When the girl brought his breakfast back, he tore into it like a starving man. He finished every last morsel on the plate, then ordered a second breakfast, followed by a piece of apple pie. Ordinarily that would have brought on a case of heartburn, but his stomach felt fine. He paid the bill and left.
In the Local section of the next day's newspaper, there were two unusual items involving the town of Pascua, Florida. One incident involved a 50 year old man who caused a scene in a pharmacy, leaping over the counter and throwing pill bottles on the floor, overturning shelves and knocking down displays. "Frauds! Con artists!" he was heard to say, as he ran from the premises.
Late that night a 40ish man caused a fight in a bar when the boyfriend of the woman he was flirting with showed up and took offense. The boyfriend, a car salesman named Mel Johansson, received ten stitches at an emergency room, and was released. The man who beat him up ran away before police arrived. "The guy was laughing while he was beating on me," Johansson said. "He said he felt like a kid again. He had a scary look in his eyes."
Byrne woke up under a tree in the park, with his face in a pile of leaves. He was awake in a second, feeling the energy surging through him. He looked at his watch – it was seven in the morning, which meant he'd been asleep for two hours. He hated that he'd wasted the time, but the sleep had refreshed him – and he was two years younger. He looked on his hands, and saw no bruises from the bar fight. Everything had healed. He went over to the little pond nearby and looked at his face in the water – no wrinkles, no blotches, and a full head of black, wavy hair.
He was in the prime of his life, and he wasn't going to waste a minute.
He had a plan, and he started walking with a purpose. There was a girl. She was the granddaughter of a girl he'd once loved, long ago. It was the regret of his life that he'd let Fatima get away. He'd kept track of her over the years, and knew she had children and grandchildren. And he knew one of the grandchildren worked at a bank.
The same bank he was standing in front of now. He saw the girl, working at her desk by the big window, and marveled at how much she looked like Fatima. She had the same silky black hair and tawny skin, and eyes like burnt almonds. Her skin looked as soft as butter.
There was so much he wanted to tell her. How mysterious and wonderful the universe really is, and how she should take her chances, live out her dreams, while she was young. Time is precious, he wanted to say. To live your days quietly, safely, is like trying to hold onto snowflakes – they slip through your fingers in a heartbeat.
He had learned that the hard way.
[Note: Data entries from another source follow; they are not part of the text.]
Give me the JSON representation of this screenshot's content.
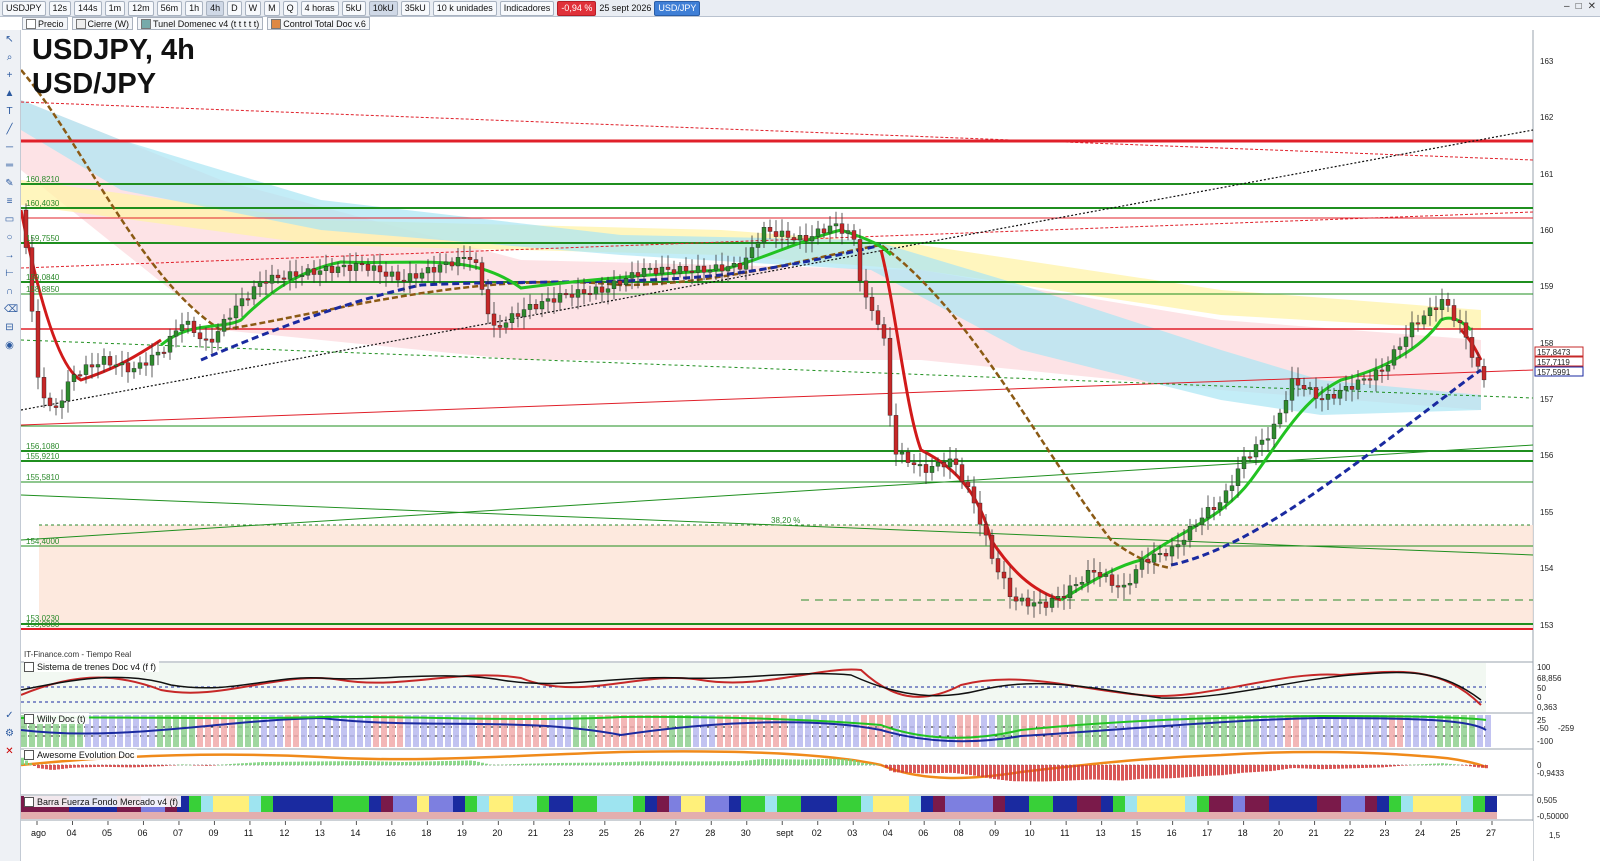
{
  "toolbar": {
    "symbol": "USDJPY",
    "timeframes": [
      "12s",
      "144s",
      "1m",
      "12m",
      "56m",
      "1h",
      "4h",
      "D",
      "W",
      "M",
      "Q"
    ],
    "active_timeframe": "4h",
    "period_select": "4 horas",
    "units": [
      "5kU",
      "10kU",
      "35kU"
    ],
    "units_select": "10 k unidades",
    "indicators_label": "Indicadores",
    "change_badge": "-0,94 %",
    "date": "25 sept 2026",
    "pair_badge": "USD/JPY"
  },
  "legend": {
    "items": [
      "Precio",
      "Cierre (W)",
      "Tunel Domenec v4 (t t t t t)",
      "Control Total Doc v.6"
    ]
  },
  "chart": {
    "title_line1": "USDJPY, 4h",
    "title_line2": "USD/JPY",
    "source": "IT-Finance.com - Tiempo Real",
    "fib_label": "38,20 %",
    "price_ticks": [
      "163",
      "162",
      "161",
      "160",
      "159",
      "158",
      "157",
      "156",
      "155",
      "154",
      "153"
    ],
    "price_tags": [
      "157,8473",
      "157,7119",
      "157,5991"
    ],
    "level_labels": [
      "160,8210",
      "160,4030",
      "159,7550",
      "159,0840",
      "158,8850",
      "156,1080",
      "155,9210",
      "155,5810",
      "154,4000",
      "153,0230",
      "153,0080"
    ],
    "date_ticks": [
      "ago",
      "04",
      "05",
      "06",
      "07",
      "09",
      "11",
      "12",
      "13",
      "14",
      "16",
      "18",
      "19",
      "20",
      "21",
      "23",
      "25",
      "26",
      "27",
      "28",
      "30",
      "sept",
      "02",
      "03",
      "04",
      "06",
      "08",
      "09",
      "10",
      "11",
      "13",
      "15",
      "16",
      "17",
      "18",
      "20",
      "21",
      "22",
      "23",
      "24",
      "25",
      "27"
    ],
    "colors": {
      "up_candle": "#2e8b2e",
      "down_candle": "#c62828",
      "tunnel_cyan": "#7fd7ee",
      "tunnel_yellow": "#fff07a",
      "tunnel_pink": "#f7b7bd",
      "support_green": "#1f8f1f",
      "resistance_red": "#e0202a",
      "ma_blue": "#1a2aa0",
      "ma_brown": "#8b5a14"
    }
  },
  "indicators": [
    {
      "name": "Sistema de trenes Doc v4 (f f)",
      "values": [
        "100",
        "68,856",
        "50",
        "0",
        "0,363"
      ]
    },
    {
      "name": "Willy Doc (t)",
      "values": [
        "25",
        "-50",
        "-259",
        "-100"
      ]
    },
    {
      "name": "Awesome Evolution Doc",
      "values": [
        "0",
        "-0,9433"
      ]
    },
    {
      "name": "Barra Fuerza Fondo Mercado v4 (f)",
      "values": [
        "0,505",
        "-0,50000"
      ]
    }
  ],
  "footer": {
    "scale_value": "1,5"
  }
}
A life spent cautiously, 40 years in the insurance industry, never venturing beyond his self-imposed boundaries. Not a teaspoonful of sugar too much in his coffee; not a couple of bucks' worth of extra deductions on his tax return.
.... There is more of this story ...